# What this task involves:
The response should be an exact copy of the records, with the pictures removed.

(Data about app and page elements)
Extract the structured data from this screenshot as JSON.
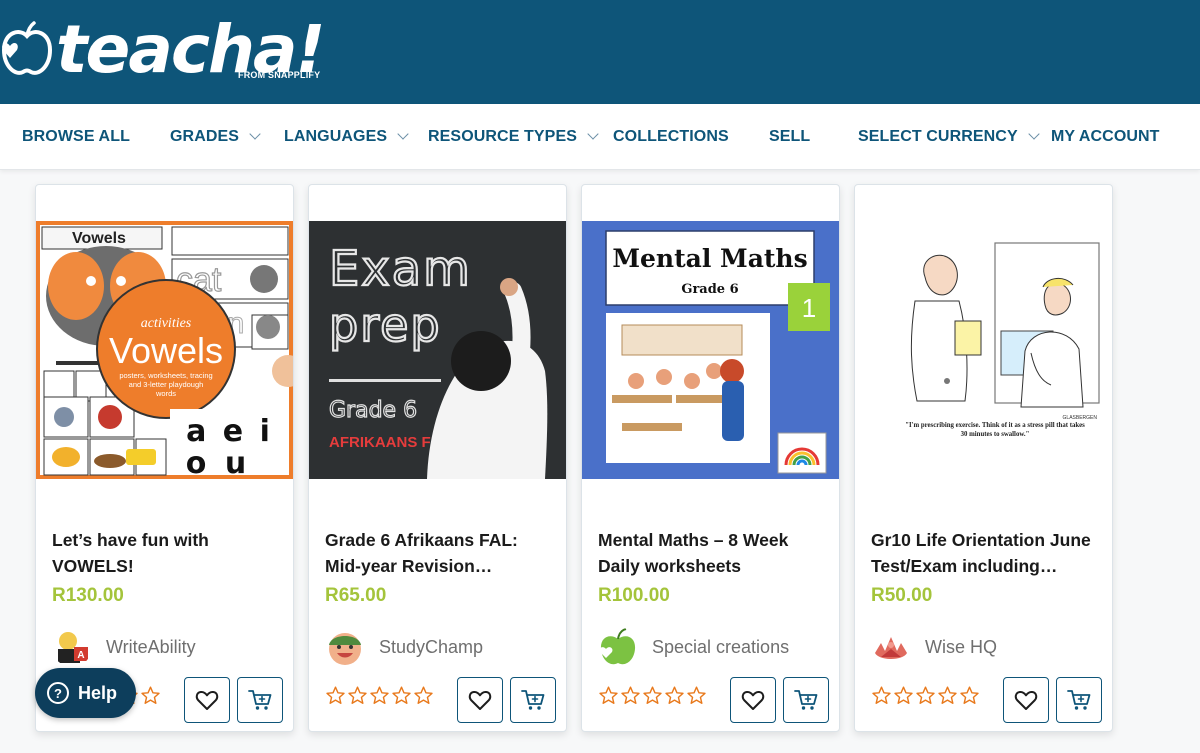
{
  "brand": {
    "logo_text": "teacha!",
    "sub_text": "FROM SNAPPLIFY"
  },
  "nav": [
    {
      "label": "BROWSE ALL",
      "dropdown": false
    },
    {
      "label": "GRADES",
      "dropdown": true
    },
    {
      "label": "LANGUAGES",
      "dropdown": true
    },
    {
      "label": "RESOURCE TYPES",
      "dropdown": true
    },
    {
      "label": "COLLECTIONS",
      "dropdown": false
    },
    {
      "label": "SELL",
      "dropdown": false
    },
    {
      "label": "SELECT CURRENCY",
      "dropdown": true
    },
    {
      "label": "MY ACCOUNT",
      "dropdown": false
    }
  ],
  "products": [
    {
      "title": "Let’s have fun with VOWELS!",
      "price": "R130.00",
      "seller": "WriteAbility",
      "rating": 0,
      "thumb": {
        "label_top": "Vowels",
        "circle_small": "activities",
        "circle_big": "Vowels",
        "circle_desc": "posters, worksheets, tracing and 3-letter playdough words",
        "letters_row1": "a e i",
        "letters_row2": "o u",
        "word": "cat",
        "word2": "man"
      }
    },
    {
      "title": "Grade 6 Afrikaans FAL: Mid-year Revision…",
      "price": "R65.00",
      "seller": "StudyChamp",
      "rating": 0,
      "thumb": {
        "line1": "Exam",
        "line2": "prep",
        "grade": "Grade 6",
        "subject": "AFRIKAANS FAL"
      }
    },
    {
      "title": "Mental Maths – 8 Week Daily worksheets",
      "price": "R100.00",
      "seller": "Special creations",
      "rating": 0,
      "thumb": {
        "heading": "Mental Maths",
        "grade": "Grade 6",
        "badge": "1"
      }
    },
    {
      "title": "Gr10 Life Orientation June Test/Exam including…",
      "price": "R50.00",
      "seller": "Wise HQ",
      "rating": 0,
      "thumb": {
        "caption": "\"I'm prescribing exercise. Think of it as a stress pill that takes 30 minutes to swallow.\"",
        "signature": "GLASBERGEN"
      }
    }
  ],
  "help": {
    "label": "Help",
    "icon": "question-icon"
  },
  "colors": {
    "brand": "#0e5579",
    "price": "#a4c43b",
    "star": "#e8791c",
    "help_bg": "#0d3e5c"
  }
}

# Response box:
Extract the structured data from this screenshot as JSON.
{
  "brand": {
    "logo_text": "teacha!",
    "sub_text": "FROM SNAPPLIFY"
  },
  "nav": [
    {
      "label": "BROWSE ALL",
      "dropdown": false
    },
    {
      "label": "GRADES",
      "dropdown": true
    },
    {
      "label": "LANGUAGES",
      "dropdown": true
    },
    {
      "label": "RESOURCE TYPES",
      "dropdown": true
    },
    {
      "label": "COLLECTIONS",
      "dropdown": false
    },
    {
      "label": "SELL",
      "dropdown": false
    },
    {
      "label": "SELECT CURRENCY",
      "dropdown": true
    },
    {
      "label": "MY ACCOUNT",
      "dropdown": false
    }
  ],
  "products": [
    {
      "title": "Let’s have fun with VOWELS!",
      "price": "R130.00",
      "seller": "WriteAbility",
      "rating": 0,
      "thumb": {
        "label_top": "Vowels",
        "circle_small": "activities",
        "circle_big": "Vowels",
        "circle_desc": "posters, worksheets, tracing and 3-letter playdough words",
        "letters_row1": "a e i",
        "letters_row2": "o u",
        "word": "cat",
        "word2": "man"
      }
    },
    {
      "title": "Grade 6 Afrikaans FAL: Mid-year Revision…",
      "price": "R65.00",
      "seller": "StudyChamp",
      "rating": 0,
      "thumb": {
        "line1": "Exam",
        "line2": "prep",
        "grade": "Grade 6",
        "subject": "AFRIKAANS FAL"
      }
    },
    {
      "title": "Mental Maths – 8 Week Daily worksheets",
      "price": "R100.00",
      "seller": "Special creations",
      "rating": 0,
      "thumb": {
        "heading": "Mental Maths",
        "grade": "Grade 6",
        "badge": "1"
      }
    },
    {
      "title": "Gr10 Life Orientation June Test/Exam including…",
      "price": "R50.00",
      "seller": "Wise HQ",
      "rating": 0,
      "thumb": {
        "caption": "\"I'm prescribing exercise. Think of it as a stress pill that takes 30 minutes to swallow.\"",
        "signature": "GLASBERGEN"
      }
    }
  ],
  "help": {
    "label": "Help",
    "icon": "question-icon"
  },
  "colors": {
    "brand": "#0e5579",
    "price": "#a4c43b",
    "star": "#e8791c",
    "help_bg": "#0d3e5c"
  }
}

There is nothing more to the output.